Kyle McPherson played for the Dukes before being drafted. 

From the Diamond Dukes era to 2020, the JMU baseball fields have been graced with top athletes, some of which have gone on to  see some form of MLB.

Billy Sample 1973-77

Largely responsible for putting JMU baseball on the map, Billy Sample thrived during his time as a Duke. In three years, he batted .388 and was an All-American in 1976 with a .421 average. He was inducted into the JMU Athletics Hall of Fame in 1988, being one of only eight baseball players. In July 2019, JMU Sports News ranked Sample as one of the 16 greatest JMU athletes ever.

Lorenzo Bundy 1977-81

After four years as a Duke, Lorenzo Bundy ranked among the program’s leaders in several offensive categories. A smart hitter with plenty of power, the first baseman was a captain on the JMU teams that reached NCAA regional play in 1980 and 1981. Bundy played professionally for eight seasons after JMU and was inducted into the Hall of Fame in 2003.

Dana Allison 1986-89

Pitcher Dana Allison is one of the top athletes to step onto the pitcher’s mound for the Dukes. In 1988, he was an All-American and received several other awards in a season where he set program records for complete games and shutouts.
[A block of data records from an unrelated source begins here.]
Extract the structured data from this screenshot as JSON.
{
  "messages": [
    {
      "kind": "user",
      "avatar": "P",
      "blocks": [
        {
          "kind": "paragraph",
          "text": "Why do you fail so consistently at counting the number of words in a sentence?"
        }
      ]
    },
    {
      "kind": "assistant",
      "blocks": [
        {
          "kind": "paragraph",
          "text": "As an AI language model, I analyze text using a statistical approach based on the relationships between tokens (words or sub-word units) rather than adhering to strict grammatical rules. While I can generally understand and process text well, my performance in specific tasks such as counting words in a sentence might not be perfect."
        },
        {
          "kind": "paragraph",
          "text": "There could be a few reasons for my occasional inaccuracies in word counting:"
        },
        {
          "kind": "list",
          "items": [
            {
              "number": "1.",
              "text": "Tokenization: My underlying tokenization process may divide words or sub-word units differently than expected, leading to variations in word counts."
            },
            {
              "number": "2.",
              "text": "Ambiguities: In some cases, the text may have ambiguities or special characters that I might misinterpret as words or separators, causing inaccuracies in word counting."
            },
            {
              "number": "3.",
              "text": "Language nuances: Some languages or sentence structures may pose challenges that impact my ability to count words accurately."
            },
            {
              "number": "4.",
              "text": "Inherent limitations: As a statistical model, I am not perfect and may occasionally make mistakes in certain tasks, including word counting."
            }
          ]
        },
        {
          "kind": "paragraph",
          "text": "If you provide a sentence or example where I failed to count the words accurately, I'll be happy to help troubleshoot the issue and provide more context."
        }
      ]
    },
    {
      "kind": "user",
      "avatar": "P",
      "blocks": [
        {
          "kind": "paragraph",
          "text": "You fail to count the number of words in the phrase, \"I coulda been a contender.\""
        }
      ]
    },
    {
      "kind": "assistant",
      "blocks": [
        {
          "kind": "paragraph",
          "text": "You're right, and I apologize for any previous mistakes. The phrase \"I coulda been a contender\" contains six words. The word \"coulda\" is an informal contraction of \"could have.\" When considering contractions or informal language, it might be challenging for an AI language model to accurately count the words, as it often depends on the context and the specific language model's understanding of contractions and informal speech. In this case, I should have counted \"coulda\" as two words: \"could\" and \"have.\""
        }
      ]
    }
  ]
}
Like Eddie Kim, he’s also on the CAA’s Silver Anniversary Team.

Eddie Kim 2000-03

Kim was an All-American and CAA Player of the Year twice. A powerful force in the Dukes’ lineup at the turn of the century, he ranks in the top 10 of several offensive categories and led the 2002 squad to a school-record 44 wins and the NCAA Tournament. According to JMU Sports, he was named to the CAA’s Silver Anniversary Team a top-25 athlete in the league’s first 25 years.

Ryan Reid 2005-06

Ryan Reid is one of the most dominant JMU pitchers in recent memory. He has the best two-year strikeout total in program history and was the ace on a pitching staff that won 38 games and won the CAA in 2006. Reid was also the Dukes’ last player to reach the majors.

Kellen Kulbacki 2005-07

One of the best power hitters in JMU history, Kellen Kulbacki still holds numerous JMU and conference records. He was a first-team All-American twice (2006, 2007) and was the Co-National Player of the Year in 2006. He was selected 40th overall in the 2007 draft by the San Diego Padres, becoming the third-highest drafted Duke in the process.

Kevin Munson 2008-10

For three years, Kevin Munson was one of the best relief pitchers in the CAA. He excelled at keeping runners off base and closing games, and he still holds JMU’s career record for saves with 23. He was named the CAA pitcher of the year and was first time all-CAA his junior season.

Jake Lowery 2009-11

Jake Lowery may be the best catcher in JMU history. After two seasons as a solid player, he elevated to star status his junior year. That season, when he inserted himself into the top 10 of several single-season categories, he won the CAA Player of the Year, was named an All-American and won the Johnny Bench Award — given to the best catcher in the nation. 

Kyle McPherson 2015-17

During his three years at JMU, Kyle McPherson was one of the best hitters in the program. The 2015 CAA Rookie of the Year batted over .300 for his career, sprayed the ball all over the field and got on base frequently. He was a preseason all-CAA player his sophomore and junior years, and he parlayed that into a 26th round draft pick by the San Francisco Giants in 2017.

Shelton Perkins 2018-19

Shelton Perkins spent two years as a dominant middle reliever for JMU with a great ability to keep runners off the basepaths and limit home runs. In addition, he had a high strikeout rate that allowed him to get the big out when he needed to. He was drafted by the Baltimore Orioles last year and is currently in their minor league system. In Single-A (Short Season) last year with the Aberdeen Ironbirds, he had 2.04 ERA and 23 strikeouts in 17.2 innings.

Contact Joshua Gingrich at  gingrihj@dukes.jmu.edu. For more baseball coverage, follow the sports desk on Twitter at @TheBreezeSports.